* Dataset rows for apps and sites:

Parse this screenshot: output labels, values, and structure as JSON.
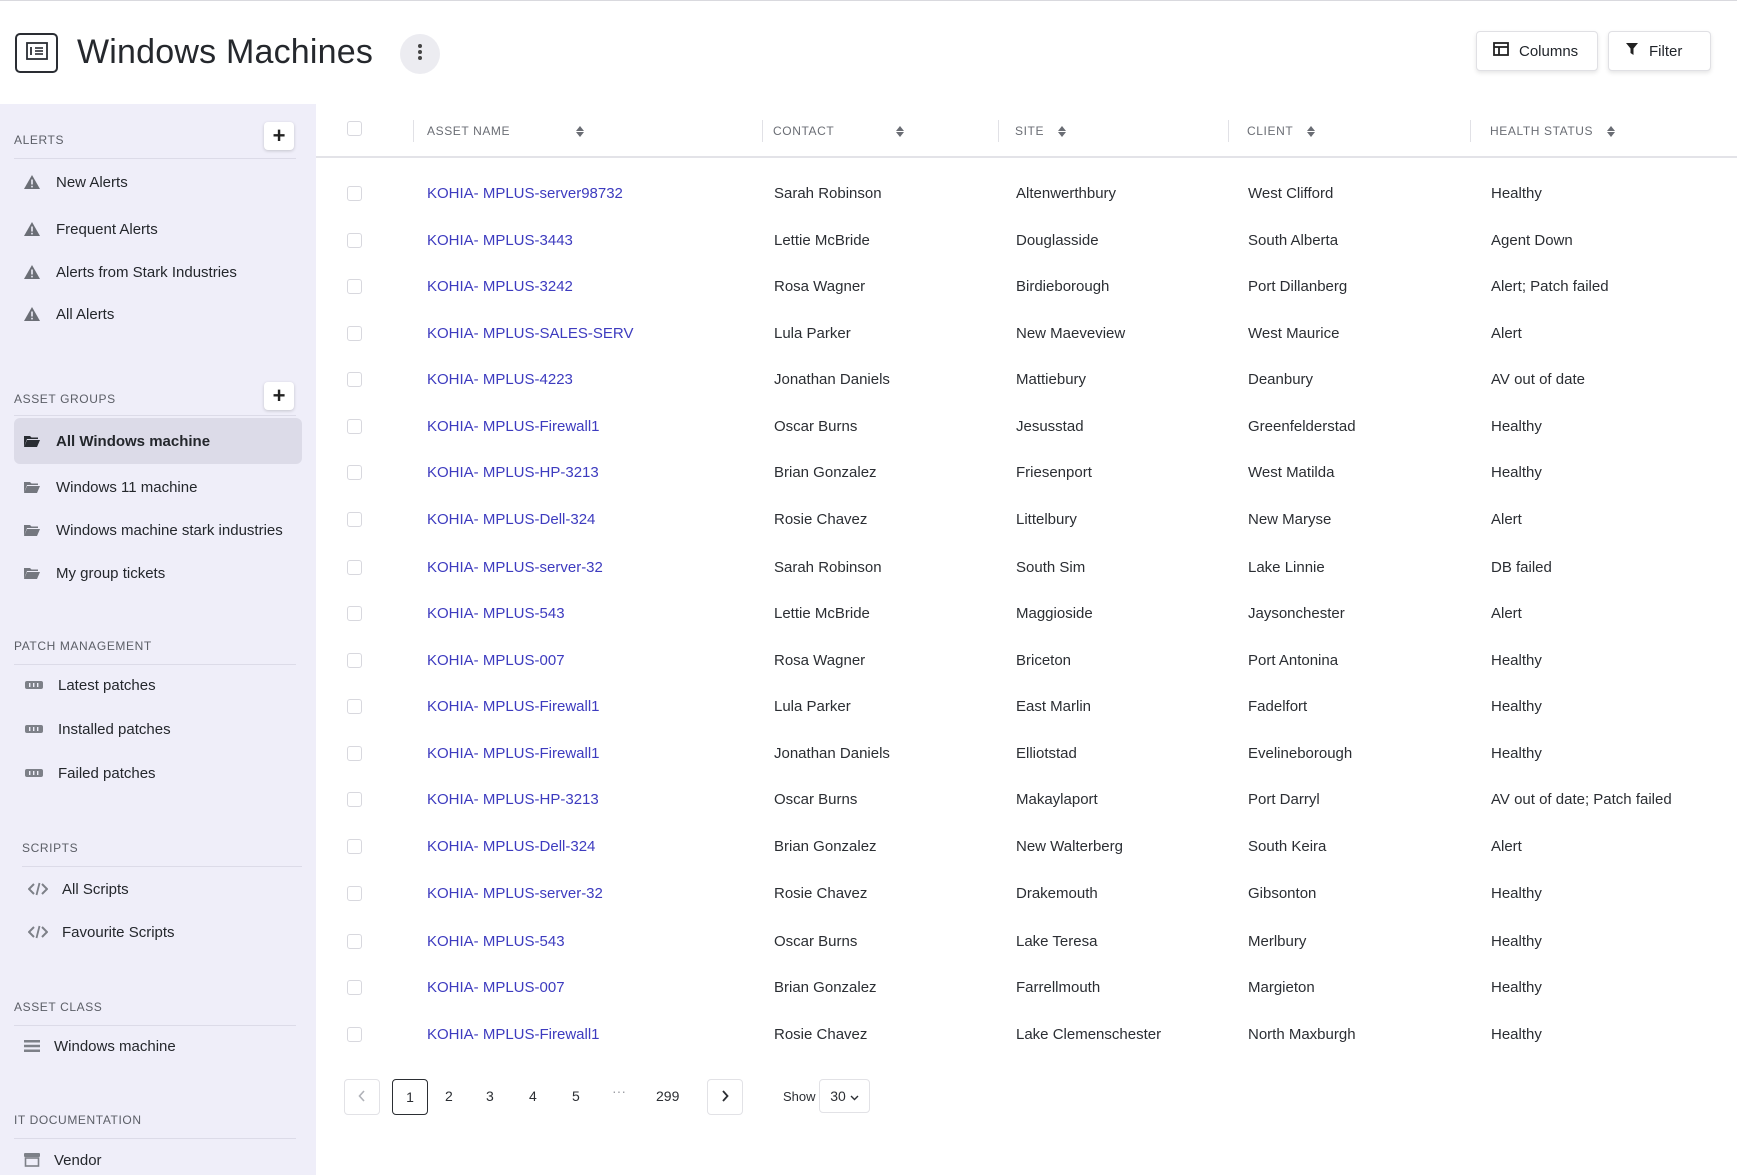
{
  "header": {
    "title": "Windows Machines",
    "columns_label": "Columns",
    "filter_label": "Filter"
  },
  "sidebar": {
    "alerts": {
      "heading": "ALERTS",
      "items": [
        "New Alerts",
        "Frequent Alerts",
        "Alerts from Stark Industries",
        "All Alerts"
      ]
    },
    "asset_groups": {
      "heading": "ASSET GROUPS",
      "items": [
        "All Windows machine",
        "Windows 11 machine",
        "Windows machine stark industries",
        "My group tickets"
      ],
      "active_index": 0
    },
    "patch_management": {
      "heading": "PATCH MANAGEMENT",
      "items": [
        "Latest patches",
        "Installed patches",
        "Failed patches"
      ]
    },
    "scripts": {
      "heading": "SCRIPTS",
      "items": [
        "All Scripts",
        "Favourite Scripts"
      ]
    },
    "asset_class": {
      "heading": "ASSET CLASS",
      "items": [
        "Windows machine"
      ]
    },
    "it_documentation": {
      "heading": "IT DOCUMENTATION",
      "items": [
        "Vendor"
      ]
    }
  },
  "table": {
    "columns": [
      "ASSET NAME",
      "CONTACT",
      "SITE",
      "CLIENT",
      "HEALTH STATUS"
    ],
    "rows": [
      {
        "asset": "KOHIA- MPLUS-server98732",
        "contact": "Sarah Robinson",
        "site": "Altenwerthbury",
        "client": "West Clifford",
        "health": "Healthy"
      },
      {
        "asset": "KOHIA- MPLUS-3443",
        "contact": "Lettie McBride",
        "site": "Douglasside",
        "client": "South Alberta",
        "health": "Agent Down"
      },
      {
        "asset": "KOHIA- MPLUS-3242",
        "contact": "Rosa Wagner",
        "site": "Birdieborough",
        "client": "Port Dillanberg",
        "health": "Alert; Patch failed"
      },
      {
        "asset": "KOHIA- MPLUS-SALES-SERV",
        "contact": "Lula Parker",
        "site": "New Maeveview",
        "client": "West Maurice",
        "health": "Alert"
      },
      {
        "asset": "KOHIA- MPLUS-4223",
        "contact": "Jonathan Daniels",
        "site": "Mattiebury",
        "client": "Deanbury",
        "health": "AV out of date"
      },
      {
        "asset": "KOHIA- MPLUS-Firewall1",
        "contact": "Oscar Burns",
        "site": "Jesusstad",
        "client": "Greenfelderstad",
        "health": "Healthy"
      },
      {
        "asset": "KOHIA- MPLUS-HP-3213",
        "contact": "Brian Gonzalez",
        "site": "Friesenport",
        "client": "West Matilda",
        "health": "Healthy"
      },
      {
        "asset": "KOHIA- MPLUS-Dell-324",
        "contact": "Rosie Chavez",
        "site": "Littelbury",
        "client": "New Maryse",
        "health": "Alert"
      },
      {
        "asset": "KOHIA- MPLUS-server-32",
        "contact": "Sarah Robinson",
        "site": "South Sim",
        "client": "Lake Linnie",
        "health": "DB failed"
      },
      {
        "asset": "KOHIA- MPLUS-543",
        "contact": "Lettie McBride",
        "site": "Maggioside",
        "client": "Jaysonchester",
        "health": "Alert"
      },
      {
        "asset": "KOHIA- MPLUS-007",
        "contact": "Rosa Wagner",
        "site": "Briceton",
        "client": "Port Antonina",
        "health": "Healthy"
      },
      {
        "asset": "KOHIA- MPLUS-Firewall1",
        "contact": "Lula Parker",
        "site": "East Marlin",
        "client": "Fadelfort",
        "health": "Healthy"
      },
      {
        "asset": "KOHIA- MPLUS-Firewall1",
        "contact": "Jonathan Daniels",
        "site": "Elliotstad",
        "client": "Evelineborough",
        "health": "Healthy"
      },
      {
        "asset": "KOHIA- MPLUS-HP-3213",
        "contact": "Oscar Burns",
        "site": "Makaylaport",
        "client": "Port Darryl",
        "health": "AV out of date; Patch failed"
      },
      {
        "asset": "KOHIA- MPLUS-Dell-324",
        "contact": "Brian Gonzalez",
        "site": "New Walterberg",
        "client": "South Keira",
        "health": "Alert"
      },
      {
        "asset": "KOHIA- MPLUS-server-32",
        "contact": "Rosie Chavez",
        "site": "Drakemouth",
        "client": "Gibsonton",
        "health": "Healthy"
      },
      {
        "asset": "KOHIA- MPLUS-543",
        "contact": "Oscar Burns",
        "site": "Lake Teresa",
        "client": "Merlbury",
        "health": "Healthy"
      },
      {
        "asset": "KOHIA- MPLUS-007",
        "contact": "Brian Gonzalez",
        "site": "Farrellmouth",
        "client": "Margieton",
        "health": "Healthy"
      },
      {
        "asset": "KOHIA- MPLUS-Firewall1",
        "contact": "Rosie Chavez",
        "site": "Lake Clemenschester",
        "client": "North Maxburgh",
        "health": "Healthy"
      }
    ]
  },
  "pagination": {
    "pages": [
      "1",
      "2",
      "3",
      "4",
      "5"
    ],
    "current": "1",
    "ellipsis": "···",
    "last_page": "299",
    "show_label": "Show",
    "page_size": "30"
  }
}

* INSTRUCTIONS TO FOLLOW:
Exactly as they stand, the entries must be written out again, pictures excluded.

* SOLUTION TO THE EXERCISE:
Parse this screenshot: output labels, values, and structure as JSON.
{
  "header": {
    "title": "Windows Machines",
    "columns_label": "Columns",
    "filter_label": "Filter"
  },
  "sidebar": {
    "alerts": {
      "heading": "ALERTS",
      "items": [
        "New Alerts",
        "Frequent Alerts",
        "Alerts from Stark Industries",
        "All Alerts"
      ]
    },
    "asset_groups": {
      "heading": "ASSET GROUPS",
      "items": [
        "All Windows machine",
        "Windows 11 machine",
        "Windows machine stark industries",
        "My group tickets"
      ],
      "active_index": 0
    },
    "patch_management": {
      "heading": "PATCH MANAGEMENT",
      "items": [
        "Latest patches",
        "Installed patches",
        "Failed patches"
      ]
    },
    "scripts": {
      "heading": "SCRIPTS",
      "items": [
        "All Scripts",
        "Favourite Scripts"
      ]
    },
    "asset_class": {
      "heading": "ASSET CLASS",
      "items": [
        "Windows machine"
      ]
    },
    "it_documentation": {
      "heading": "IT DOCUMENTATION",
      "items": [
        "Vendor"
      ]
    }
  },
  "table": {
    "columns": [
      "ASSET NAME",
      "CONTACT",
      "SITE",
      "CLIENT",
      "HEALTH STATUS"
    ],
    "rows": [
      {
        "asset": "KOHIA- MPLUS-server98732",
        "contact": "Sarah Robinson",
        "site": "Altenwerthbury",
        "client": "West Clifford",
        "health": "Healthy"
      },
      {
        "asset": "KOHIA- MPLUS-3443",
        "contact": "Lettie McBride",
        "site": "Douglasside",
        "client": "South Alberta",
        "health": "Agent Down"
      },
      {
        "asset": "KOHIA- MPLUS-3242",
        "contact": "Rosa Wagner",
        "site": "Birdieborough",
        "client": "Port Dillanberg",
        "health": "Alert; Patch failed"
      },
      {
        "asset": "KOHIA- MPLUS-SALES-SERV",
        "contact": "Lula Parker",
        "site": "New Maeveview",
        "client": "West Maurice",
        "health": "Alert"
      },
      {
        "asset": "KOHIA- MPLUS-4223",
        "contact": "Jonathan Daniels",
        "site": "Mattiebury",
        "client": "Deanbury",
        "health": "AV out of date"
      },
      {
        "asset": "KOHIA- MPLUS-Firewall1",
        "contact": "Oscar Burns",
        "site": "Jesusstad",
        "client": "Greenfelderstad",
        "health": "Healthy"
      },
      {
        "asset": "KOHIA- MPLUS-HP-3213",
        "contact": "Brian Gonzalez",
        "site": "Friesenport",
        "client": "West Matilda",
        "health": "Healthy"
      },
      {
        "asset": "KOHIA- MPLUS-Dell-324",
        "contact": "Rosie Chavez",
        "site": "Littelbury",
        "client": "New Maryse",
        "health": "Alert"
      },
      {
        "asset": "KOHIA- MPLUS-server-32",
        "contact": "Sarah Robinson",
        "site": "South Sim",
        "client": "Lake Linnie",
        "health": "DB failed"
      },
      {
        "asset": "KOHIA- MPLUS-543",
        "contact": "Lettie McBride",
        "site": "Maggioside",
        "client": "Jaysonchester",
        "health": "Alert"
      },
      {
        "asset": "KOHIA- MPLUS-007",
        "contact": "Rosa Wagner",
        "site": "Briceton",
        "client": "Port Antonina",
        "health": "Healthy"
      },
      {
        "asset": "KOHIA- MPLUS-Firewall1",
        "contact": "Lula Parker",
        "site": "East Marlin",
        "client": "Fadelfort",
        "health": "Healthy"
      },
      {
        "asset": "KOHIA- MPLUS-Firewall1",
        "contact": "Jonathan Daniels",
        "site": "Elliotstad",
        "client": "Evelineborough",
        "health": "Healthy"
      },
      {
        "asset": "KOHIA- MPLUS-HP-3213",
        "contact": "Oscar Burns",
        "site": "Makaylaport",
        "client": "Port Darryl",
        "health": "AV out of date; Patch failed"
      },
      {
        "asset": "KOHIA- MPLUS-Dell-324",
        "contact": "Brian Gonzalez",
        "site": "New Walterberg",
        "client": "South Keira",
        "health": "Alert"
      },
      {
        "asset": "KOHIA- MPLUS-server-32",
        "contact": "Rosie Chavez",
        "site": "Drakemouth",
        "client": "Gibsonton",
        "health": "Healthy"
      },
      {
        "asset": "KOHIA- MPLUS-543",
        "contact": "Oscar Burns",
        "site": "Lake Teresa",
        "client": "Merlbury",
        "health": "Healthy"
      },
      {
        "asset": "KOHIA- MPLUS-007",
        "contact": "Brian Gonzalez",
        "site": "Farrellmouth",
        "client": "Margieton",
        "health": "Healthy"
      },
      {
        "asset": "KOHIA- MPLUS-Firewall1",
        "contact": "Rosie Chavez",
        "site": "Lake Clemenschester",
        "client": "North Maxburgh",
        "health": "Healthy"
      }
    ]
  },
  "pagination": {
    "pages": [
      "1",
      "2",
      "3",
      "4",
      "5"
    ],
    "current": "1",
    "ellipsis": "···",
    "last_page": "299",
    "show_label": "Show",
    "page_size": "30"
  }
}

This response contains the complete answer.